Sen. Cory Booker (D., N.J.) offered a not so subtle dig at leading presidential candidate Joe Biden's newly released criminal justice reform plan Tuesday morning, suggesting Biden's four-decade career in the Senate does not match the candidate's progressive policy proposal.
"It's not enough to tell us what you're going to do for our communities, show us what you've done for the last 40 years," Booker tweeted on Tuesday. "You created this system. We'll dismantle it."
While Booker's tweet did not explicitly mention the former vice president by name, the tweet came as Biden’s campaign previewed their criminal justice plan to the New York Times Tuesday morning.

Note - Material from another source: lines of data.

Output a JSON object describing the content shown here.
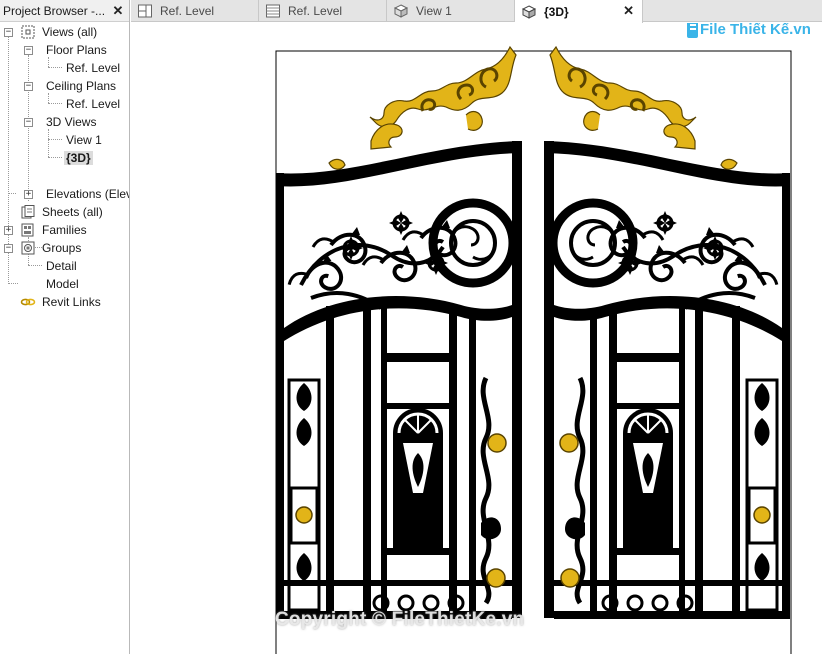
{
  "browser": {
    "title": "Project Browser -...",
    "close_glyph": "✕",
    "tree": [
      {
        "id": "views-all",
        "label": "Views (all)",
        "icon": "views-icon",
        "expander": "−"
      },
      {
        "id": "floor-plans",
        "label": "Floor Plans",
        "expander": "−"
      },
      {
        "id": "floor-ref-level",
        "label": "Ref. Level"
      },
      {
        "id": "ceiling-plans",
        "label": "Ceiling Plans",
        "expander": "−"
      },
      {
        "id": "ceiling-ref-level",
        "label": "Ref. Level"
      },
      {
        "id": "3d-views",
        "label": "3D Views",
        "expander": "−"
      },
      {
        "id": "view-1",
        "label": "View 1"
      },
      {
        "id": "3d",
        "label": "{3D}",
        "selected": true
      },
      {
        "id": "elevations",
        "label": "Elevations (Elev",
        "expander": "+"
      },
      {
        "id": "sheets-all",
        "label": "Sheets (all)",
        "icon": "sheets-icon"
      },
      {
        "id": "families",
        "label": "Families",
        "icon": "families-icon",
        "expander": "+"
      },
      {
        "id": "groups",
        "label": "Groups",
        "icon": "groups-icon",
        "expander": "−"
      },
      {
        "id": "detail",
        "label": "Detail"
      },
      {
        "id": "model",
        "label": "Model"
      },
      {
        "id": "revit-links",
        "label": "Revit Links",
        "icon": "link-icon"
      }
    ]
  },
  "tabs": [
    {
      "label": "Ref. Level",
      "icon": "floor-plan-icon",
      "active": false
    },
    {
      "label": "Ref. Level",
      "icon": "ceiling-plan-icon",
      "active": false
    },
    {
      "label": "View 1",
      "icon": "3d-view-icon",
      "active": false
    },
    {
      "label": "{3D}",
      "icon": "3d-view-icon",
      "active": true,
      "close_glyph": "✕"
    }
  ],
  "watermark": {
    "logo_text": "File Thiết Kế.vn",
    "copyright": "Copyright © FileThietKe.vn"
  },
  "colors": {
    "iron": "#000000",
    "gold": "#e2b418",
    "gold_outline": "#5a4400"
  }
}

Biden has come under fire from some of his Democratic presidential opponents over his decades-long career in the Senate as a law-and-order Democrat and his support of the 1994 crime bill, which many criminal justice reform advocates say increased incarceration rates and sentencing disparities.
Analysis from the New York Times in late June profiled how Biden worked closely with Southern segregationist senators to toughen sentencing laws, institute mandatory minimum sentences for certain crimes, and established sentencing disparities for possession of crack versus powder cocaine.

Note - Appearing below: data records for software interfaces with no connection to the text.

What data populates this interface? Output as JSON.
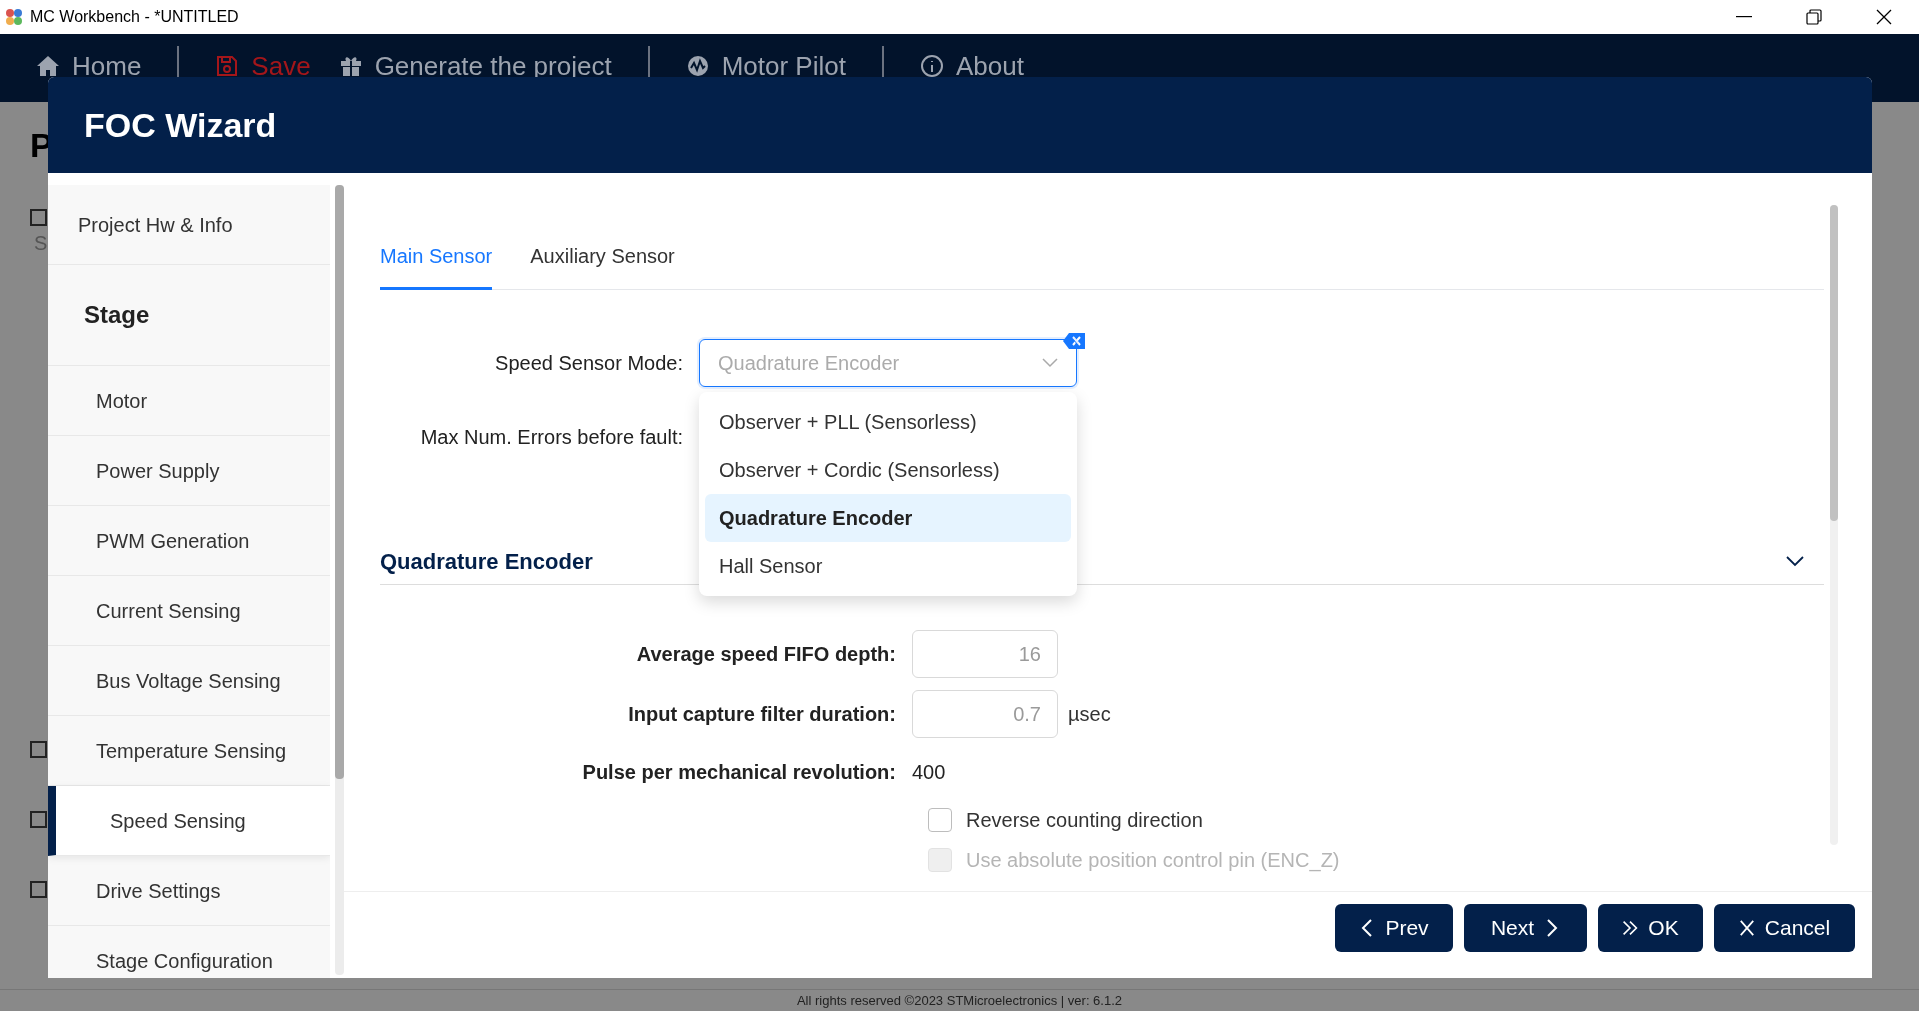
{
  "window": {
    "title": "MC Workbench - *UNTITLED"
  },
  "nav": [
    {
      "label": "Home",
      "color": "#9ca3af"
    },
    {
      "label": "Save",
      "color": "#a4161a"
    },
    {
      "label": "Generate the project",
      "color": "#9ca3af"
    },
    {
      "label": "Motor Pilot",
      "color": "#9ca3af"
    },
    {
      "label": "About",
      "color": "#9ca3af"
    }
  ],
  "background": {
    "heading": "P",
    "label": "S",
    "checkboxes": [
      {
        "checked": false
      },
      {
        "checked": false
      },
      {
        "checked": false
      },
      {
        "checked": false
      }
    ]
  },
  "footer": "All rights reserved ©2023 STMicroelectronics | ver: 6.1.2",
  "dialog": {
    "title": "FOC Wizard",
    "sidebar": [
      {
        "label": "Project Hw & Info",
        "kind": "item",
        "selected": false
      },
      {
        "label": "Stage",
        "kind": "heading"
      },
      {
        "label": "Motor",
        "kind": "subitem",
        "selected": false
      },
      {
        "label": "Power Supply",
        "kind": "subitem",
        "selected": false
      },
      {
        "label": "PWM Generation",
        "kind": "subitem",
        "selected": false
      },
      {
        "label": "Current Sensing",
        "kind": "subitem",
        "selected": false
      },
      {
        "label": "Bus Voltage Sensing",
        "kind": "subitem",
        "selected": false
      },
      {
        "label": "Temperature Sensing",
        "kind": "subitem",
        "selected": false
      },
      {
        "label": "Speed Sensing",
        "kind": "subitem",
        "selected": true
      },
      {
        "label": "Drive Settings",
        "kind": "subitem",
        "selected": false
      },
      {
        "label": "Stage Configuration",
        "kind": "subitem",
        "selected": false
      }
    ],
    "tabs": [
      {
        "label": "Main Sensor",
        "selected": true
      },
      {
        "label": "Auxiliary Sensor",
        "selected": false
      }
    ],
    "speed_sensor_mode": {
      "label": "Speed Sensor Mode:",
      "value": "Quadrature Encoder",
      "expanded": true,
      "options": [
        {
          "label": "Observer + PLL (Sensorless)",
          "selected": false
        },
        {
          "label": "Observer + Cordic (Sensorless)",
          "selected": false
        },
        {
          "label": "Quadrature Encoder",
          "selected": true
        },
        {
          "label": "Hall Sensor",
          "selected": false
        }
      ]
    },
    "max_errors": {
      "label": "Max Num. Errors before fault:"
    },
    "section": {
      "title": "Quadrature Encoder",
      "expanded": true
    },
    "fields": [
      {
        "kind": "input",
        "label": "Average speed FIFO depth:",
        "value": "16"
      },
      {
        "kind": "input",
        "label": "Input capture filter duration:",
        "value": "0.7",
        "unit": "µsec"
      },
      {
        "kind": "text",
        "label": "Pulse per mechanical revolution:",
        "value": "400"
      },
      {
        "kind": "checkbox",
        "label": "Reverse counting direction",
        "checked": false,
        "disabled": false
      },
      {
        "kind": "checkbox",
        "label": "Use absolute position control pin (ENC_Z)",
        "checked": false,
        "disabled": true
      }
    ],
    "buttons": [
      {
        "label": "Prev"
      },
      {
        "label": "Next"
      },
      {
        "label": "OK"
      },
      {
        "label": "Cancel"
      }
    ]
  }
}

Biden's new plan "would aim to reverse the legacies of the 1994 crime bill," according to the Times, including addressing the sentencing issues the bill enshrined into law. The proposal also calls for the end of mandatory minimum sentencing as well as the abolition of the death penalty.
The latter proposal runs directly contrary positions Biden used to hold during his nearly forty-year career representing Delaware in the U.S. Senate.
The Booker campaign confirmed to the Hill that the tweet was meant as a direct response to the release of Biden's criminal justice proposal and echoes previous criticisms from Booker about the 1994 crime bill. The senator's campaign later on Tuesday released a statement expanding on Booker's tweet.
"While it’s encouraging to see Vice President Biden finally come around to supporting many of the ideas I and others have proposed, his plan falls short of the transformative change our broken criminal justice system needs," Booker said. "Joe Biden had more than 40 years to get this right. The proud architect of a failed system is not the right person to fix it."
This is not the first time Booker has criticized Biden over his legislative track record in the Senate. In June, Booker said Biden needed to apologize for his work alongside southern segregationist senators.
Biden and Booker are slated to appear together in the next set of Democratic presidential debates, to be held later this month. The two candidates were not on the same stage during the first set of debates but will both be participating in the July 31 debate, where Biden will be placed between Booker and another emerging critic of his, Sen. Kamala Harris (D., Calif.).